Reeling from a series of embarrassing public disclosures involving embezzlement, bribery, undue influence and strong-arm tactics, Turkey’s neo-Ottoman, Islamist Prime Minister Recep Tayyip Erdoğan, threatened to ban the popular social media sites of Facebook and YouTube, accusing them of encouraging “every kind of immorality and espionage for their own ends.” Erdoğan has recently resorted to a series of desperate measures, including sacking hundreds of police officers, prosecutors and judges, in a frantic effort to keep a growing corruption scandal centered on him and his cronies from spiraling out of control.
Erdoğan’s AKP government, once touted by President Obama as a shining example of Islam’s compatibility with democracy, has turned out to be as, if not more xenophobic than the autocracies currently governing the Arab and Islamic worlds. As for Erdoğan, he has proven himself to be nothing more than a petty, paranoid thug, full of hubris and delusions of grandeur.
Under Erdoğan, Turkey has become the world’s leading incarcerator of journalists followed by those democracy stalwarts of Iran and China. He has successfully usurped control from the once independent Turkish judiciary and has imposed creeping sharia on secular Turks.
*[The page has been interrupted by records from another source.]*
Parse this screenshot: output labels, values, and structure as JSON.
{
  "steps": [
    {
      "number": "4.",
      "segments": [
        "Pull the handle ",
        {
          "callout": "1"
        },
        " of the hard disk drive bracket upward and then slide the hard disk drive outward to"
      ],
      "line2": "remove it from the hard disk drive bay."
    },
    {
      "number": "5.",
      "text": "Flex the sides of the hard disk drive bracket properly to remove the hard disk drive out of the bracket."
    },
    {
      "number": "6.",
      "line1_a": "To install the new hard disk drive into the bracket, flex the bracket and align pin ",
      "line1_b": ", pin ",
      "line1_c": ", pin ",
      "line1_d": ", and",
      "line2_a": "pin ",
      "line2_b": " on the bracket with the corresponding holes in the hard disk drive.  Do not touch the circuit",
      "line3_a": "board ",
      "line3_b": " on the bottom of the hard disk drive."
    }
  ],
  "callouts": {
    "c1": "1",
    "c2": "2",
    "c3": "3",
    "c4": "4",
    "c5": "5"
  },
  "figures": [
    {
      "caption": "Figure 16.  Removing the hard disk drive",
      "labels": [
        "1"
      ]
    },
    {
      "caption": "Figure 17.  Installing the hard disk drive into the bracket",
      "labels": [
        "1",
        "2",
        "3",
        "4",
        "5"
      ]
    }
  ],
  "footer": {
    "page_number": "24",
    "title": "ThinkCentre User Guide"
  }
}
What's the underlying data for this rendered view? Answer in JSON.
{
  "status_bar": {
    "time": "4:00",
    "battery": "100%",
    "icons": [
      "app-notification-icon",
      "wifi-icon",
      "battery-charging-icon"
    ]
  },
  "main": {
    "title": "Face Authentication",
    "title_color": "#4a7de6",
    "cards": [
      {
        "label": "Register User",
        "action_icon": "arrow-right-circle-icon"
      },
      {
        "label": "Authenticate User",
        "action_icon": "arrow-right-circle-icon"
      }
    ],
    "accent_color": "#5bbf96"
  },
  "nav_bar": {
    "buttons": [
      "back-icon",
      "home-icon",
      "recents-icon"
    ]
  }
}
But it is Erdoğan’s rhetoric concerning Jews and Israel where his penchant for the bizarre truly comes to fore.
It began in December 2009 when Erdoğan made a spectacle of himself at the World Economic Forum in Davos after moderator David Ignatius noted that Erdoğan had gone over his allotted time to speak. Erdoğan then turned to Israel’s president Shimon Peres and bellowed, “When it comes to killing, you know well how to kill.” Then he stormed off the stage like a spoiled child. His theatrics played well in the Arab world but left most westerners scratching their heads.
In September 2011 Erdoğan outrageously claimed that Israel had killed “hundreds of thousands” of Palestinians in Gaza and in classic anti-Semitic fashion, boorishly stated that Israel used the Holocaust as a tool to gain world sympathy.
In February 2013 Erdoğan compared Zionism to fascism and further declared Zionism to be a “crime against humanity.”
In June 2013 while facing mounting protests against his autocratic rule and brute thuggery, Erdoğan suggested that the “interest rate lobby,” (a convenient euphemistic catch-all phrase for the all-powerful Jewish banking cabal) was behind the unrest. If there were any lingering doubts about Erdoğan’s gist, his deputy prime minister, Besir Atalay, taking cue from his boss, put them to rest when he blamed the “Jewish diaspora” for the strife. It is shocking that the leader of the second largest army in NATO can – not unlike Germany under Hitler – lay blame for his own faults on the Jews and actually get away with it without so much as even a mild reprimand. The EU’s Catherine Ashton must have been too busy condemning Israel to pay any mind to Erdoğan’s anti-Semitic rant.
If anyone still had any doubts about Erdoğan’s sanity, he put them to rest with his zaniest conspiracy theory yet, that French-Jewish intellectual Bernard-Henri Levy and Israel orchestrated the military coup that deposed Egypt’s Muslim Brotherhood leader, Mohammed Morsi. That outrageous claim proved too much to bear even for the State Department which termed Erdogan’s histrionics as “offensive, unsubstantiated, and wrong.”
Turkey maintains NATO’s second largest army, borders three very problematic Mideast nations (Iran, Iraq and Syria), is in close proximity to Crimea and secures a substantial portion of NATO’s southern flank. But Turkey under Erdoğan has cozied up to Iran’s mullahs, has opted to purchase Chinese arms that are incompatible with NATO’s defense systems and has established itself as the premiere betrayer of intelligence agents.
Considering Turkey’s strategic importance, an unbalanced, erratic and unpredictable Erdoğan should be a source of concern for the free world. Should Erdoğan’s AKP maintain or expand its parliamentary hold on power in the next general elections, NATO should give serious consideration to reassessing Turkey’s role in the alliance.